Join Regional Director Theo on his latest Adventure in EcoSan as he journeys through the streets of Shada with longtime SOIL friend and community activist Madanm Bwa, raising awareness about the risks of cholera and methods to prevent its transmission. The message that Madanm Bwa brings is especially important in the wake of so much flooding in Northern Haiti, raising the risks of contracting cholera, and making prevention even more difficult. Check out the video below! Check out the full Theo Talks series.

Onearth: Preventing Cholera’s Spread in Earthquake-Ravaged Haiti

By Genevra Pittman, Onearth Magazine, November 18, 2010 When Haiti’s cholera outbreak hit tent camps around Port-au-Prince in early November, Sasha Kramer was ready. Kramer is the executive director of SOIL (Sustainable Organic Integrated Livelihoods), an organization she co-founded in 2006. SOIL’s mission is to turn human waste in impoverished Haitian communities into fertilizer for agriculture -- improving public health and empowering people. She was working in Haiti even before the January 2009 quake. After the disaster, Oxfam asked her group to build toilets for displaced residents now living in tents. (See "The Virtues of Human ...

SOIL Stays Vigilant as News Breaks That Cholera Has Reached Port-au-Prince

The worst case scenario has happened - cholera has arrived in Port-au-Prince - and SOIL is continuing to do everything possible to limit the spread of the disease, to provide safe sanitation services, and to keep people informed on the best methods to prevent and treat it. SOIL's "Ajan Prevansyon" / Cholera Prevention Agents, having gone to every tent in every camp where SOIL works, are beginning to spread out to reach communities where information on the prevention and treatment of cholera has not yet been disseminated.
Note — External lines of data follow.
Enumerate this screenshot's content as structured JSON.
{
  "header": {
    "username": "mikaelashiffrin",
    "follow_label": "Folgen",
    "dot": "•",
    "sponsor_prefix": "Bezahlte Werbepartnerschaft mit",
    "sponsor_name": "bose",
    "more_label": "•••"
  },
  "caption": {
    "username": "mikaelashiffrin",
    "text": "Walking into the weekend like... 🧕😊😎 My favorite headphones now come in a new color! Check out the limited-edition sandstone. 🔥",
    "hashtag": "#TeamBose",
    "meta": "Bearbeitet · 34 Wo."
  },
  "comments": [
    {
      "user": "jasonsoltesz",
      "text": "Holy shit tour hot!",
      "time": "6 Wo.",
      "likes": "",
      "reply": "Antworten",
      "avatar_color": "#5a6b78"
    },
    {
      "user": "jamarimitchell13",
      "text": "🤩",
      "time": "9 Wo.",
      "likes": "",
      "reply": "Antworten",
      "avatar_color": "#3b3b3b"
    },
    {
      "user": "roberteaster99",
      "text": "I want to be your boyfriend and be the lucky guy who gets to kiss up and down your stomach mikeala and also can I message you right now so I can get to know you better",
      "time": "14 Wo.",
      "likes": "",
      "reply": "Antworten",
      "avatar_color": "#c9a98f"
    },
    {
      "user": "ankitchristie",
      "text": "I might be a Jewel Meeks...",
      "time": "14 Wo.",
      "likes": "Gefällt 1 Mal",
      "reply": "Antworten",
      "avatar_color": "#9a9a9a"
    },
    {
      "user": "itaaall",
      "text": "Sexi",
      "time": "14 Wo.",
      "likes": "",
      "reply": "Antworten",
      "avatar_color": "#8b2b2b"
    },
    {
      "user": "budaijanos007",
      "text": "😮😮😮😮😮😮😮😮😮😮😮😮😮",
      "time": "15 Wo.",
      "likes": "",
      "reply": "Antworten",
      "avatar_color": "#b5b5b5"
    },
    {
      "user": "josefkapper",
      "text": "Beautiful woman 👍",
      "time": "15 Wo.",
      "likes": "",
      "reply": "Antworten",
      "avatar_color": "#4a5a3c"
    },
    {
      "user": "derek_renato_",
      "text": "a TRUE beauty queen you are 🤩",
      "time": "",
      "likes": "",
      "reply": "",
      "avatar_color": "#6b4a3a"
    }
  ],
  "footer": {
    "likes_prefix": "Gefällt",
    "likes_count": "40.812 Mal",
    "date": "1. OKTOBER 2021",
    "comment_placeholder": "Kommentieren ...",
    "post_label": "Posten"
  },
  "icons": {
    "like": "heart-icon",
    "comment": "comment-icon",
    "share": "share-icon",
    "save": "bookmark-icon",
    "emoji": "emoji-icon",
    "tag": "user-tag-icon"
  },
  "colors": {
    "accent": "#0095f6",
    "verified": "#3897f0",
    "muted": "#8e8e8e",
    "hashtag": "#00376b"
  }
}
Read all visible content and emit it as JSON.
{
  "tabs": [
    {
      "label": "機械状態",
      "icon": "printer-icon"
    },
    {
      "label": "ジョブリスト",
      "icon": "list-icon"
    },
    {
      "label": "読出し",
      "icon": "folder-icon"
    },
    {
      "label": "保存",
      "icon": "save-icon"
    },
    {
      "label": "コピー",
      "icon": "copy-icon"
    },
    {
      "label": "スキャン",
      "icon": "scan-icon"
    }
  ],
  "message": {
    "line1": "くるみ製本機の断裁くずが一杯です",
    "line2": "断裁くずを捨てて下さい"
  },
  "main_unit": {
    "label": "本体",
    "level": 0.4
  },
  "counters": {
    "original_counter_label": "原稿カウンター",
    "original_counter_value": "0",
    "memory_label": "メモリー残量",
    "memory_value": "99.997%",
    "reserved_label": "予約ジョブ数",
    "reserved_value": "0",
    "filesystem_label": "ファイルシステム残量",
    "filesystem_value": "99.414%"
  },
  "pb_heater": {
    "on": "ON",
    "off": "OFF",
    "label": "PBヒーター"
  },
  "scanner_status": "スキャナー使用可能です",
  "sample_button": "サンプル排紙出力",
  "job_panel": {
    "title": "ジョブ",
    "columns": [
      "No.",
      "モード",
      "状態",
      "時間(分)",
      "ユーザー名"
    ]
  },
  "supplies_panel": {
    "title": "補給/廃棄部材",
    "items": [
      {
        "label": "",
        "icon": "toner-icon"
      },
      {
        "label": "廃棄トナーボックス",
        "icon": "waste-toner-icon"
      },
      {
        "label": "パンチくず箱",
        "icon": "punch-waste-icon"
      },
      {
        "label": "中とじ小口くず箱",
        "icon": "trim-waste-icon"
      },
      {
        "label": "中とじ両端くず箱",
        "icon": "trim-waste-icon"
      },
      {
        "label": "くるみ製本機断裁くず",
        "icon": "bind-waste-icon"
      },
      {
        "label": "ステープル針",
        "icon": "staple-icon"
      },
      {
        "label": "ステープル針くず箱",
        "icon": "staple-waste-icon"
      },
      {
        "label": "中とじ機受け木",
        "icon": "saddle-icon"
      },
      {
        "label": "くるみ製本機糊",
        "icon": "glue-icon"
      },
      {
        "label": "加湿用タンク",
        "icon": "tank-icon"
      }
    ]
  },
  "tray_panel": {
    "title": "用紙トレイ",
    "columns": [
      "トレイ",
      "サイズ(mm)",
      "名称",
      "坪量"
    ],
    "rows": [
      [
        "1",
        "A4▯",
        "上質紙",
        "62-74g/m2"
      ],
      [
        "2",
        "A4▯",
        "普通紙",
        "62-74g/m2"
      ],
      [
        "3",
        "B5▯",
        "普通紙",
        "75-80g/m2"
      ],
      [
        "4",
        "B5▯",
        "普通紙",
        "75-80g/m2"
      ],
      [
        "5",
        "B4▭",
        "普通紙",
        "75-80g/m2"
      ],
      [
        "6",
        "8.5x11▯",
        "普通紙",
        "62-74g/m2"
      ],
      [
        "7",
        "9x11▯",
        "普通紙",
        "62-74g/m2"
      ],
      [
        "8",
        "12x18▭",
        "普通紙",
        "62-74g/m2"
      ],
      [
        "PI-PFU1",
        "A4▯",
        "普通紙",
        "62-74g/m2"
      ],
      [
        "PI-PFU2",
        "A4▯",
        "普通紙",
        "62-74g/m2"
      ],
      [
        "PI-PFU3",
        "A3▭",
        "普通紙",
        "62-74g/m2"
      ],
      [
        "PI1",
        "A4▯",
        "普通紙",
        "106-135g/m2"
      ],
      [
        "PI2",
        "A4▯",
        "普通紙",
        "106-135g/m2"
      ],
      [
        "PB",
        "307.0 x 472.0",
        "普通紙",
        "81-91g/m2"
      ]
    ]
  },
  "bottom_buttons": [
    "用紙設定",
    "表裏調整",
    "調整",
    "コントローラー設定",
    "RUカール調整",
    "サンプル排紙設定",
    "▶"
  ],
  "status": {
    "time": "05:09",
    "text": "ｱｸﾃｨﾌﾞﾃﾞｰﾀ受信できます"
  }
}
Sadly, this is not a short term problem. The Pan American Health Organisation (PAHO) says it expects tens of thousands more to ...